Perhaps the concerns are for the health of the staff who work in the gallery (although that is not what the Tate are saying). They clearly would have a longer and more frequent exposure to the dust. The risk then, would depend on the concentration of the dust in the Turbine Hall. I don’t know whether the Tate have properly assessed this, but it would be relatively easy to monitor the dust levels to allow an informed judgement to be made of the risk.

It is possible that there are other components of concern in the dust. The seeds are all painted and paint pigments can contain toxic materials. I would have hoped that the artist would have avoided using such paints due to the potential risks to the artisans who created the seeds for him. However, even if the pigments did include toxic components the same considerations would probably apply as for the respirable crystalline silica – i.e. the risk would be from repeated exposure to a significant concentration over a long period of time and, as with the silica, it is unlikely that this would be the case, certainly for visitors.

It seems likely that the Tate have overreacted somewhat. I think the health risk to visitors due to exposure to any dust will be negligible. So this could be a case of “health and safety gone mad” or perhaps the Tate have other reasons for forbidding visitors from walking on the work.

Photo credit : arkadin55

Further information on silica hazards and control of risks are available from


UK Health and Safety Executive


What’s a “confined space”?

I recently received the following query regarding the application of the Confined Space Regulations 1997:

“is the intent that any room that has a hazard in it is considered a Confined Space?  Let’s say we have a room with 2 doors, some general dilution and exhaust ventilation, and has a CO2 line running through it with several flanged connections.  The line has never leaked, but I suppose it could if something breaks.  Is that a confined space according to the regs?”

The term “confined space” has a particular legal meaning. Once a space is defined as such then the requirements of the “Confined Spaces Regulations 1997” become applicable and employers are required to

  • avoid work in the confined space “as far as reasonably practicable”
  • where work is necessary, ensure that there is a safe system of work
  • make arrangements to safely rescue anyone who becomes incapacitated within the confined space.

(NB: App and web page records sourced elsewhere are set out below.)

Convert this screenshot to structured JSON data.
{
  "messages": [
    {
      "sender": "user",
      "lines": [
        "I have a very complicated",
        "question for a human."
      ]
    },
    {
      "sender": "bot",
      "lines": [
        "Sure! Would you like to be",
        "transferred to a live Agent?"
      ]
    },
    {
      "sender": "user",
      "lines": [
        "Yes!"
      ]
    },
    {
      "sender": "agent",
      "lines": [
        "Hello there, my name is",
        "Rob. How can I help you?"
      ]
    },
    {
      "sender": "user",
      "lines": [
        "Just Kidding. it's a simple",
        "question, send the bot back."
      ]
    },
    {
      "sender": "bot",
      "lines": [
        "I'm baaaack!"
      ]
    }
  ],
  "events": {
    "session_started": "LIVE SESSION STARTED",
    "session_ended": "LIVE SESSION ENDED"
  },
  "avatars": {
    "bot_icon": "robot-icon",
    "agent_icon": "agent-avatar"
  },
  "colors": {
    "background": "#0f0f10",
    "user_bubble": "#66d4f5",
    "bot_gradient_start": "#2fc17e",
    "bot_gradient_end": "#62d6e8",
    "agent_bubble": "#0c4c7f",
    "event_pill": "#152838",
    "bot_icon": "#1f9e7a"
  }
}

It isn’t true that any room containing a hazard would be considered as a “confined space”. However, I would probably categorise the situation described in the query as such.  I once had to deal with a similar situation – a pub cellar where there are CO2 cylinders. There was a risk of a cylinder “bursting” which could release gas into the room. HSE does include “unventilated or poorly ventilated rooms” as an example of a confined space in their guidance on the Regulations in their guidance leaflet, indg258 .

Our British approach is a little woolly, but allows flexibility.  The crucial questions to answer when deciding on whether something is a “confined space” are

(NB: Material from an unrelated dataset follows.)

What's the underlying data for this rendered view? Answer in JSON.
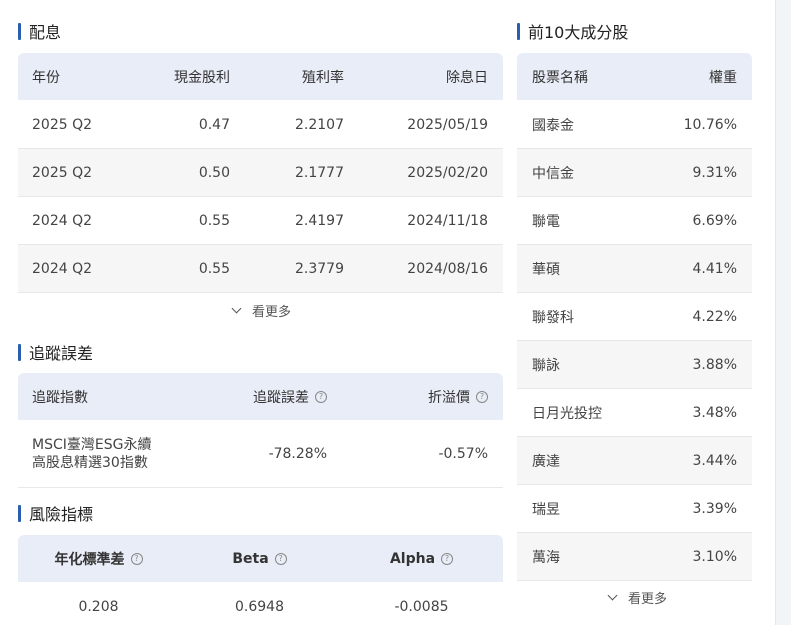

  1. Is the room “substantially” enclosed? i.e. is access / egress limited?
  2. Is a potential hazard present in the room ( or one is “reasonably foreseeable”)?
  3. In the case of a hazardous gas/vapour/fume/dust, is ventilation limited so that a dangerous concentration is possible?

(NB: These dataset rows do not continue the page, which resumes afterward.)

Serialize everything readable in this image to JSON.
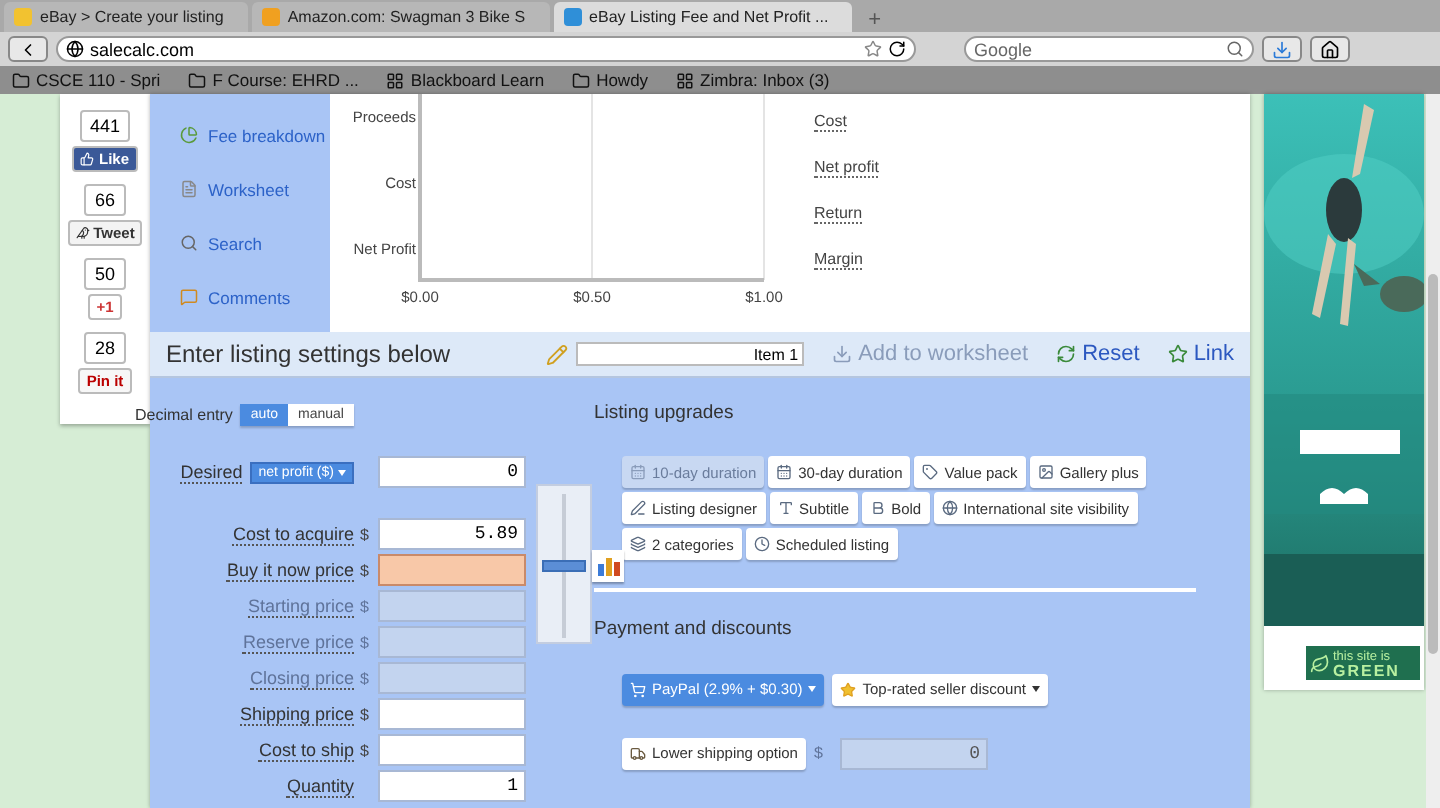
{
  "browser": {
    "tabs": [
      {
        "label": "eBay > Create your listing",
        "selected": false
      },
      {
        "label": "Amazon.com: Swagman 3 Bike S",
        "selected": false
      },
      {
        "label": "eBay Listing Fee and Net Profit ...",
        "selected": true
      }
    ],
    "new_tab": "+",
    "address": "salecalc.com",
    "search_placeholder": "Google",
    "bookmarks": [
      "CSCE 110 - Spri",
      "F Course: EHRD ...",
      "Blackboard Learn",
      "Howdy",
      "Zimbra: Inbox (3)"
    ]
  },
  "social": [
    {
      "kind": "facebook",
      "count": "441",
      "label": "Like"
    },
    {
      "kind": "twitter",
      "count": "66",
      "label": "Tweet"
    },
    {
      "kind": "google",
      "count": "50",
      "label": "+1"
    },
    {
      "kind": "pinterest",
      "count": "28",
      "label": "Pin it"
    }
  ],
  "nav": [
    "Fee breakdown",
    "Worksheet",
    "Search",
    "Comments"
  ],
  "chart": {
    "chart_data": {
      "type": "bar",
      "orientation": "horizontal",
      "categories": [
        "Proceeds",
        "Cost",
        "Net Profit"
      ],
      "values": [
        0,
        0,
        0
      ],
      "xlim": [
        0,
        1
      ],
      "xticks": [
        {
          "value": 0,
          "label": "$0.00"
        },
        {
          "value": 0.5,
          "label": "$0.50"
        },
        {
          "value": 1,
          "label": "$1.00"
        }
      ]
    }
  },
  "summary": [
    "Cost",
    "Net profit",
    "Return",
    "Margin"
  ],
  "listing_bar": {
    "title": "Enter listing settings below",
    "item_name": "Item 1",
    "actions": [
      {
        "kind": "add",
        "label": "Add to worksheet",
        "disabled": true
      },
      {
        "kind": "reset",
        "label": "Reset",
        "disabled": false
      },
      {
        "kind": "link",
        "label": "Link",
        "disabled": false
      }
    ]
  },
  "decimal_entry": {
    "label": "Decimal entry",
    "options": [
      {
        "label": "auto",
        "selected": true
      },
      {
        "label": "manual",
        "selected": false
      }
    ]
  },
  "fields": [
    {
      "label": "Desired",
      "dropdown": "net profit ($)",
      "value": "0",
      "disabled": false,
      "invalid": false
    },
    {
      "label": "Cost to acquire",
      "currency": "$",
      "value": "5.89",
      "disabled": false,
      "invalid": false
    },
    {
      "label": "Buy it now price",
      "currency": "$",
      "disabled": false,
      "invalid": true
    },
    {
      "label": "Starting price",
      "currency": "$",
      "disabled": true,
      "invalid": false
    },
    {
      "label": "Reserve price",
      "currency": "$",
      "disabled": true,
      "invalid": false
    },
    {
      "label": "Closing price",
      "currency": "$",
      "disabled": true,
      "invalid": false
    },
    {
      "label": "Shipping price",
      "currency": "$",
      "disabled": false,
      "invalid": false
    },
    {
      "label": "Cost to ship",
      "currency": "$",
      "disabled": false,
      "invalid": false
    },
    {
      "label": "Quantity",
      "value": "1",
      "disabled": false,
      "invalid": false
    }
  ],
  "slider": {
    "level": 0.5
  },
  "upgrades": {
    "title": "Listing upgrades",
    "items": [
      {
        "label": "10-day duration",
        "disabled": true
      },
      {
        "label": "30-day duration",
        "disabled": false
      },
      {
        "label": "Value pack",
        "disabled": false
      },
      {
        "label": "Gallery plus",
        "disabled": false
      },
      {
        "label": "Listing designer",
        "disabled": false
      },
      {
        "label": "Subtitle",
        "disabled": false
      },
      {
        "label": "Bold",
        "disabled": false
      },
      {
        "label": "International site visibility",
        "disabled": false
      },
      {
        "label": "2 categories",
        "disabled": false
      },
      {
        "label": "Scheduled listing",
        "disabled": false
      }
    ]
  },
  "payment": {
    "title": "Payment and discounts",
    "options": [
      {
        "label": "PayPal (2.9% + $0.30)",
        "selected": true
      },
      {
        "label": "Top-rated seller discount",
        "selected": false
      }
    ],
    "lower_shipping": {
      "label": "Lower shipping option",
      "currency": "$",
      "value": "0",
      "disabled": true
    }
  },
  "ad": {
    "kind": "picture"
  },
  "badge": {
    "line1": "this site is",
    "line2": "GREEN"
  }
}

If the answer to each of these is “yes”, particularly if access/egress limited, then I’d classify it as a confined space and the Confined Spaces Regulations would apply.

In the example given in the query, it appears that there is limited access/egress and there is a reasonably foreseeable risk (albeit small) of a leak. If the concentration could build up to a dangerous level than I’d  definitely classify it as a confined space under the Regulations. So the crucial test is whether a leak would lead to a dangerous concentration.

Detailed guidance on the Regulations are available here